As I was watching an experienced potter throw beautiful shapes recently it made me reflect 'how incredibly simple it seems in the hands of a true expert'! Starting from a lump of clay, shaping it into an interesting form, drying, finishing, glazing, and firing can take up to 2 weeks. A labour of love to create that special unique piece! But those who have tried to make pottery know that these are mere headings for skill, artistic flair,experience and a good deal of knowledge and science.
Incredibly, in the pottery industry where 'lean manufacturing' is all the rage they attempt to produce finished ware in a matter of hours! They breakdown every operation down to its most basic level (steps). Each step in the process is identified and the skill, tools, material, manpower and time required. By defining the process in this way it is possible to identify the number of steps and value of each step in an operation. Lean manufacturing philosophy requires the removal of waste in all its forms. Waste doesn't mean just waste material, but wasted human movement, wasted product movement, overprocessing, excess stock, not right first time, or wasted waiting time.
Often the target is to improve efficiency and the first step is to remove as many non value added steps as possible. An example of this might be to remove the clay ware from the sponge/fettling stage immediately to the biscuit kiln instead of to an intermediate storage area. Often by looking at operations in this way new or more robust ways of processing are identified and introduced.
"So what" I hear the true potter say-this means nothing to me. And he is right in some ways! It is often by trial and error that his artistic flair can flourish. A missed out glaze ingredient creates that wonderful new glaze colour or the kiln underfires showing unusual but unique glaze effects!
However he is also wrong in some ways. He has already adopted some of the lean principles without knowing it! Often the potters studio is laid out so all his tools, materials equipment are close at hand (thereby reducing waste movement). He recycles the clay and glaze (reduces waste materials) and tries to make a number of items at a time not just one (reduces waste time).
I believe that both the studio potter and industrial potter can learn from each other.
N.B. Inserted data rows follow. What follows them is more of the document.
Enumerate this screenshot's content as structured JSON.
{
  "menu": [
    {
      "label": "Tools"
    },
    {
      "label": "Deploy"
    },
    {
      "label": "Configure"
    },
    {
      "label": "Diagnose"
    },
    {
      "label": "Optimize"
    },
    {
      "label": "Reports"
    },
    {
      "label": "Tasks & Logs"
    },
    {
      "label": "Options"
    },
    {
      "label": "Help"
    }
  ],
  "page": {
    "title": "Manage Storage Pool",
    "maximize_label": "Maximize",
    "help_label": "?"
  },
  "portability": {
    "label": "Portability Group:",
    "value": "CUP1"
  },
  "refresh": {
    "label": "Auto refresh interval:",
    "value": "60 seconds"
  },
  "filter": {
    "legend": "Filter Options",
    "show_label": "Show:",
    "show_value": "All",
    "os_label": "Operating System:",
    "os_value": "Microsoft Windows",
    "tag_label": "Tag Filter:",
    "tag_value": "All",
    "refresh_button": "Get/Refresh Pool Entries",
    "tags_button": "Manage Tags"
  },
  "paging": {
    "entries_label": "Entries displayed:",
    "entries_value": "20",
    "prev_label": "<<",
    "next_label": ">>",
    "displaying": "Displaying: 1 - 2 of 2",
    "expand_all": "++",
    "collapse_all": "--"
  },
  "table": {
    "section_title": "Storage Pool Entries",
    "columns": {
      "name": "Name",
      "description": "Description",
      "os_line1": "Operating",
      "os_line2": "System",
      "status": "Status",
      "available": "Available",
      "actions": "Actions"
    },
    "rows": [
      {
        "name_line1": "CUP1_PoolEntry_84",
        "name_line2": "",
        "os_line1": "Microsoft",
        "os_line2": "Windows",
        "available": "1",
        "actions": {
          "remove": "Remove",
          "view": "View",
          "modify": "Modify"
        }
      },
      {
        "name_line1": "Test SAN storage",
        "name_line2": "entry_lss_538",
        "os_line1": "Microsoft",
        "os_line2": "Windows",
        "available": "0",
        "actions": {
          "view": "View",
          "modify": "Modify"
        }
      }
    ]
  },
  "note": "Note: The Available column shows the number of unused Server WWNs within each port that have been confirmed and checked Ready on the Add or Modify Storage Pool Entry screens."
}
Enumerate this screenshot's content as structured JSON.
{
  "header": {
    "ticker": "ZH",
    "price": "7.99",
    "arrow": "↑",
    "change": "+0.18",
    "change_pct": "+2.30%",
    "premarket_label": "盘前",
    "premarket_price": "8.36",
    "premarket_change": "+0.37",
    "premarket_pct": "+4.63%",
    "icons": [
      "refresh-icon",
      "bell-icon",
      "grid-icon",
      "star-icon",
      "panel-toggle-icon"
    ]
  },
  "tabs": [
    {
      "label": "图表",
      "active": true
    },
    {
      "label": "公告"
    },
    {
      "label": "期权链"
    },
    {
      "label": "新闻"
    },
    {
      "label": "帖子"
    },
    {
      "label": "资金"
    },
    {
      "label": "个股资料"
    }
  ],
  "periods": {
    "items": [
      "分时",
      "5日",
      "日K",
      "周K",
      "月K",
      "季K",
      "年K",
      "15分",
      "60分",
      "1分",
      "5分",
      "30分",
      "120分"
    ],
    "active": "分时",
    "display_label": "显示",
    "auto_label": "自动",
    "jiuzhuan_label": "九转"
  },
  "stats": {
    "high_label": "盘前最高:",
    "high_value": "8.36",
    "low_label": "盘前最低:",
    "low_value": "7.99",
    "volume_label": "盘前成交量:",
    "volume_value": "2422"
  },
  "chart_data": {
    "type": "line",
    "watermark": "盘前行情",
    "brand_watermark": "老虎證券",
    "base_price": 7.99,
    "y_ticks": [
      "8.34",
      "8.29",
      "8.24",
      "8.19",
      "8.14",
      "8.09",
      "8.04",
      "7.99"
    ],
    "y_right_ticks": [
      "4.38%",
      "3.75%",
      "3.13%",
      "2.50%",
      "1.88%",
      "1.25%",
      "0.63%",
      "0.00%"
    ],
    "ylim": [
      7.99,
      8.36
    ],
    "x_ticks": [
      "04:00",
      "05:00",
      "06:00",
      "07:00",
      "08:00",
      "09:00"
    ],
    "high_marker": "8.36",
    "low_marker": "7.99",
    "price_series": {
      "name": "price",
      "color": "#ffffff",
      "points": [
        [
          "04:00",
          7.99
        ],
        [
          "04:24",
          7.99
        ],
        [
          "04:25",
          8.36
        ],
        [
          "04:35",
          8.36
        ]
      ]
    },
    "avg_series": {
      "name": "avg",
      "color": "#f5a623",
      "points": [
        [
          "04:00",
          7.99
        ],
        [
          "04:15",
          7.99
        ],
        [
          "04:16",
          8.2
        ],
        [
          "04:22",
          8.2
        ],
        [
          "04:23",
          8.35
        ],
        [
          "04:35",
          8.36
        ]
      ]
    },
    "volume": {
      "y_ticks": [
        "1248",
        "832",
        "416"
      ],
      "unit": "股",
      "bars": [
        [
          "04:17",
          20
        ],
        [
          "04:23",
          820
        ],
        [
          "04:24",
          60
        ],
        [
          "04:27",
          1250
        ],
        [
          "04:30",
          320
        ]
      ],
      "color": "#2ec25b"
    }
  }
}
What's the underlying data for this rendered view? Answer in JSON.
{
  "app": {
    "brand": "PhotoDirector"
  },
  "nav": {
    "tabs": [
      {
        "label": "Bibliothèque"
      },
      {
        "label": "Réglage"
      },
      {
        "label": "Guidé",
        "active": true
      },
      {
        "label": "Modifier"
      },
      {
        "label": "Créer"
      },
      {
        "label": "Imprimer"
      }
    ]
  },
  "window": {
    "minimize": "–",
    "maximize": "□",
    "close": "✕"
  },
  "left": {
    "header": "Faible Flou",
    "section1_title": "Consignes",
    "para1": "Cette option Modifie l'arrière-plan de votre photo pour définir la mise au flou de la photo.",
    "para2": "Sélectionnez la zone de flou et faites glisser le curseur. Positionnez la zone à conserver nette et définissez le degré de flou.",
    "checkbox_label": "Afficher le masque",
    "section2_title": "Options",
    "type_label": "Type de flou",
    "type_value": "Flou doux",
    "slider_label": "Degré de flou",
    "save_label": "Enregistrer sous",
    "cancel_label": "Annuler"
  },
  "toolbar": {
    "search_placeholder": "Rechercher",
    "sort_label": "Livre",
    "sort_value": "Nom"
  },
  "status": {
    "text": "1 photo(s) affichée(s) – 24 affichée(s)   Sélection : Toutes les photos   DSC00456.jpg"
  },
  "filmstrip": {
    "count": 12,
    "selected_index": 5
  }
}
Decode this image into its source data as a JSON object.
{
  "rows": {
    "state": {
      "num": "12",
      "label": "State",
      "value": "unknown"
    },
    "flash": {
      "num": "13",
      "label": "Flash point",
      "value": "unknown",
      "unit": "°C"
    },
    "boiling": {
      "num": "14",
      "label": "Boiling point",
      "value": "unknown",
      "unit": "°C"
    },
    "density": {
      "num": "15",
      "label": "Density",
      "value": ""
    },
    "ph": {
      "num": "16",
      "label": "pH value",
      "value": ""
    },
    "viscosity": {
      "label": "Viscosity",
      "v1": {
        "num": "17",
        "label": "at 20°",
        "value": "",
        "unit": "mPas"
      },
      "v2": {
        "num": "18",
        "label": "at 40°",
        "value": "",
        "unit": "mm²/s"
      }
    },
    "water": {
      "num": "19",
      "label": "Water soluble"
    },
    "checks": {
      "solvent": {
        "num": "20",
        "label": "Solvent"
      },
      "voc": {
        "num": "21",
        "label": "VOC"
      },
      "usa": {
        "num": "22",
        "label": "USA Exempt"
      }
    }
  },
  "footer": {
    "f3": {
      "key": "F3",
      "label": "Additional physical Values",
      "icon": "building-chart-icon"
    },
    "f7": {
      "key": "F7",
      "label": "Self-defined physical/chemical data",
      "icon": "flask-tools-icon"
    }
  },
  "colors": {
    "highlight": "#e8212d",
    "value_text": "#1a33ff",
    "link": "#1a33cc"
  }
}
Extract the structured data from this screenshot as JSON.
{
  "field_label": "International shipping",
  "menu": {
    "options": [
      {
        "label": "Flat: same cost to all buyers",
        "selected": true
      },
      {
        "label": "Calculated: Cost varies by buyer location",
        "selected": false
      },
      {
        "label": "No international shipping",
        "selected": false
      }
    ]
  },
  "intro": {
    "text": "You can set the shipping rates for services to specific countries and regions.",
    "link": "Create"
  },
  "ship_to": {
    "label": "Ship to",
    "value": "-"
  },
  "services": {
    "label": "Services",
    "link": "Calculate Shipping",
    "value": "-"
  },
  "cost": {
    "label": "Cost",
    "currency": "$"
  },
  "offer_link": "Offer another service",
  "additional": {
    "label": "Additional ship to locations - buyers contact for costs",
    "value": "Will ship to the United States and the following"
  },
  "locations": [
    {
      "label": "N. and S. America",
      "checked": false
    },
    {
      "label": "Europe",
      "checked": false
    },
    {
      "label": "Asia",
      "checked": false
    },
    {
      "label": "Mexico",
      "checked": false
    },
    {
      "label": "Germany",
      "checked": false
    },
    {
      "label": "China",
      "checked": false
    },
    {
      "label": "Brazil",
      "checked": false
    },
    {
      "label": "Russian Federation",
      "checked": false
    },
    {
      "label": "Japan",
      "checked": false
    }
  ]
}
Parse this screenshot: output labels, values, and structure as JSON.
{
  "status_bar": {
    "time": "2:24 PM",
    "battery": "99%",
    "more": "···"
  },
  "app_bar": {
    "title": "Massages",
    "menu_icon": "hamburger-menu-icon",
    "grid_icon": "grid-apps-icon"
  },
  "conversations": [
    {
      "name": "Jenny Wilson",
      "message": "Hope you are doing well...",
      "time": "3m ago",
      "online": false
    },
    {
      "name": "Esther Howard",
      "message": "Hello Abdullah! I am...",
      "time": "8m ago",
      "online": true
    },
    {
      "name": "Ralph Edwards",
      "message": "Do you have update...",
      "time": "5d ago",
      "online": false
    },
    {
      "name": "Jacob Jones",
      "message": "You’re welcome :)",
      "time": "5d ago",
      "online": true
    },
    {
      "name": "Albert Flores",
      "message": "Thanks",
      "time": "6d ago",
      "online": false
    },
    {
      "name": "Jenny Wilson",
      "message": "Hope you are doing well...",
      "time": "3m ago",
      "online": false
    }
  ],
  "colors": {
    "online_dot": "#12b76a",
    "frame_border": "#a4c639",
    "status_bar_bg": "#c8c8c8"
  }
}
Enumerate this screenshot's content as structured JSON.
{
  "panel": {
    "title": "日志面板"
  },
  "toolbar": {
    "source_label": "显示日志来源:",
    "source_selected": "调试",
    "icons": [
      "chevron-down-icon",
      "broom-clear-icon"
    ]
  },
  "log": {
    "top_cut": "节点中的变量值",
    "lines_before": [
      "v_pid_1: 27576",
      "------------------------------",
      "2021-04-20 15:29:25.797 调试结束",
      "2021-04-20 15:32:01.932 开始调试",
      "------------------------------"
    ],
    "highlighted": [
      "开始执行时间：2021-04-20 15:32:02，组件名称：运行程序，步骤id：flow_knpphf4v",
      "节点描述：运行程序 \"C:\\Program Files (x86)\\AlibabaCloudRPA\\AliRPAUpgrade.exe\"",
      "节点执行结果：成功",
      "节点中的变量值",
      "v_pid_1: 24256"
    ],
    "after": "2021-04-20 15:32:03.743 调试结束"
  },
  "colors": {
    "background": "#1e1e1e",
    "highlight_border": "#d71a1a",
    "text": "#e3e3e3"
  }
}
The studio potter can learn to reduce waste allowing him the time to be more creative and the industrial potter can learn to be more creative in design allowing him to sell more product.
Surely making pottery is both a simple art and a sophisticated science! What do you think? I'd welcome your comments.